• **What is being asked**: Your answer must match the data word for word.

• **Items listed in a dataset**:
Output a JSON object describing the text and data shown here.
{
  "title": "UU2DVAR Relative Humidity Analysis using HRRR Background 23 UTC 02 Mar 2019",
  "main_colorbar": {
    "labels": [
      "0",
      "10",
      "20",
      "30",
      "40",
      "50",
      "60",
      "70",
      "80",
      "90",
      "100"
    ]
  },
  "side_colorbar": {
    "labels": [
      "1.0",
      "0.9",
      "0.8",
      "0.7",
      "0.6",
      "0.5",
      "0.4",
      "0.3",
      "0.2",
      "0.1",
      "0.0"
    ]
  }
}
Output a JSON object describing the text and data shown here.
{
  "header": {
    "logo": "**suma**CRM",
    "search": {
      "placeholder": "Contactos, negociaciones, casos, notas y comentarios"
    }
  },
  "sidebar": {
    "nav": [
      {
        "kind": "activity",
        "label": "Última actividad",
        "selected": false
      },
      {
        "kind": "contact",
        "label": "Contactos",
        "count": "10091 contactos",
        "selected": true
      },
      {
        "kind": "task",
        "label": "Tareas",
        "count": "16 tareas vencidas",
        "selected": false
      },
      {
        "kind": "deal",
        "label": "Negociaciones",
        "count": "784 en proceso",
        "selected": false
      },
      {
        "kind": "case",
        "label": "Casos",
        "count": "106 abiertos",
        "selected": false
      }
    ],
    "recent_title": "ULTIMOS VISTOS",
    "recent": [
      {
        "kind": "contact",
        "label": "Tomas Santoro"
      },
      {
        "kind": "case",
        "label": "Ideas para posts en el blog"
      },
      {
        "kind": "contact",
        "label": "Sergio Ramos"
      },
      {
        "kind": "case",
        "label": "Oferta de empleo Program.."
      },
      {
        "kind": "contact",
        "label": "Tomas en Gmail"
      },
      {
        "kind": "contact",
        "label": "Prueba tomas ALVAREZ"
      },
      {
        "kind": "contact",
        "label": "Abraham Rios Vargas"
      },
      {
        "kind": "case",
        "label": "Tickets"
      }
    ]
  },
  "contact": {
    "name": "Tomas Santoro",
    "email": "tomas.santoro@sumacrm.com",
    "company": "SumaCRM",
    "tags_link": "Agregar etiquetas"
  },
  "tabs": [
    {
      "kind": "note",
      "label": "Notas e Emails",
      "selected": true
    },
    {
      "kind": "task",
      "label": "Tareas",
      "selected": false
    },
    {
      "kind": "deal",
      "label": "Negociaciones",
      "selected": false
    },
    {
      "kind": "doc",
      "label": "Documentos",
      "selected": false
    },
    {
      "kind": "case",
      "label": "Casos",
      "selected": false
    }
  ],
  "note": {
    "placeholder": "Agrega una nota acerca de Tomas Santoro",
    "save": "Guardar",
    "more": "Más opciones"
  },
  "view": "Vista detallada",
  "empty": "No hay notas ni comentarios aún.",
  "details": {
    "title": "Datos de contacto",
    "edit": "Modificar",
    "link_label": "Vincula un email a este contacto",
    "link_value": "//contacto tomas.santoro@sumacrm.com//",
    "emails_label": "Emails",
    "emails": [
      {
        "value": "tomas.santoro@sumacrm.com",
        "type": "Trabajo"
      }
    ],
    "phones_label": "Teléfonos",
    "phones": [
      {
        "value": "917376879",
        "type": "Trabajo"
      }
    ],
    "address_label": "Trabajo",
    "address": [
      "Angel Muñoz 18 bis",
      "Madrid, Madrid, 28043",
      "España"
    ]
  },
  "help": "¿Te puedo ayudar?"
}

• **Finished task**:
Output a JSON object describing the text and data shown here.
{
  "title": "UU2DVAR Relative Humidity Analysis using HRRR Background 23 UTC 02 Mar 2019",
  "main_colorbar": {
    "labels": [
      "0",
      "10",
      "20",
      "30",
      "40",
      "50",
      "60",
      "70",
      "80",
      "90",
      "100"
    ]
  },
  "side_colorbar": {
    "labels": [
      "1.0",
      "0.9",
      "0.8",
      "0.7",
      "0.6",
      "0.5",
      "0.4",
      "0.3",
      "0.2",
      "0.1",
      "0.0"
    ]
  }
}
Output a JSON object describing the text and data shown here.
{
  "header": {
    "logo": "**suma**CRM",
    "search": {
      "placeholder": "Contactos, negociaciones, casos, notas y comentarios"
    }
  },
  "sidebar": {
    "nav": [
      {
        "kind": "activity",
        "label": "Última actividad",
        "selected": false
      },
      {
        "kind": "contact",
        "label": "Contactos",
        "count": "10091 contactos",
        "selected": true
      },
      {
        "kind": "task",
        "label": "Tareas",
        "count": "16 tareas vencidas",
        "selected": false
      },
      {
        "kind": "deal",
        "label": "Negociaciones",
        "count": "784 en proceso",
        "selected": false
      },
      {
        "kind": "case",
        "label": "Casos",
        "count": "106 abiertos",
        "selected": false
      }
    ],
    "recent_title": "ULTIMOS VISTOS",
    "recent": [
      {
        "kind": "contact",
        "label": "Tomas Santoro"
      },
      {
        "kind": "case",
        "label": "Ideas para posts en el blog"
      },
      {
        "kind": "contact",
        "label": "Sergio Ramos"
      },
      {
        "kind": "case",
        "label": "Oferta de empleo Program.."
      },
      {
        "kind": "contact",
        "label": "Tomas en Gmail"
      },
      {
        "kind": "contact",
        "label": "Prueba tomas ALVAREZ"
      },
      {
        "kind": "contact",
        "label": "Abraham Rios Vargas"
      },
      {
        "kind": "case",
        "label": "Tickets"
      }
    ]
  },
  "contact": {
    "name": "Tomas Santoro",
    "email": "tomas.santoro@sumacrm.com",
    "company": "SumaCRM",
    "tags_link": "Agregar etiquetas"
  },
  "tabs": [
    {
      "kind": "note",
      "label": "Notas e Emails",
      "selected": true
    },
    {
      "kind": "task",
      "label": "Tareas",
      "selected": false
    },
    {
      "kind": "deal",
      "label": "Negociaciones",
      "selected": false
    },
    {
      "kind": "doc",
      "label": "Documentos",
      "selected": false
    },
    {
      "kind": "case",
      "label": "Casos",
      "selected": false
    }
  ],
  "note": {
    "placeholder": "Agrega una nota acerca de Tomas Santoro",
    "save": "Guardar",
    "more": "Más opciones"
  },
  "view": "Vista detallada",
  "empty": "No hay notas ni comentarios aún.",
  "details": {
    "title": "Datos de contacto",
    "edit": "Modificar",
    "link_label": "Vincula un email a este contacto",
    "link_value": "//contacto tomas.santoro@sumacrm.com//",
    "emails_label": "Emails",
    "emails": [
      {
        "value": "tomas.santoro@sumacrm.com",
        "type": "Trabajo"
      }
    ],
    "phones_label": "Teléfonos",
    "phones": [
      {
        "value": "917376879",
        "type": "Trabajo"
      }
    ],
    "address_label": "Trabajo",
    "address": [
      "Angel Muñoz 18 bis",
      "Madrid, Madrid, 28043",
      "España"
    ]
  },
  "help": "¿Te puedo ayudar?"
}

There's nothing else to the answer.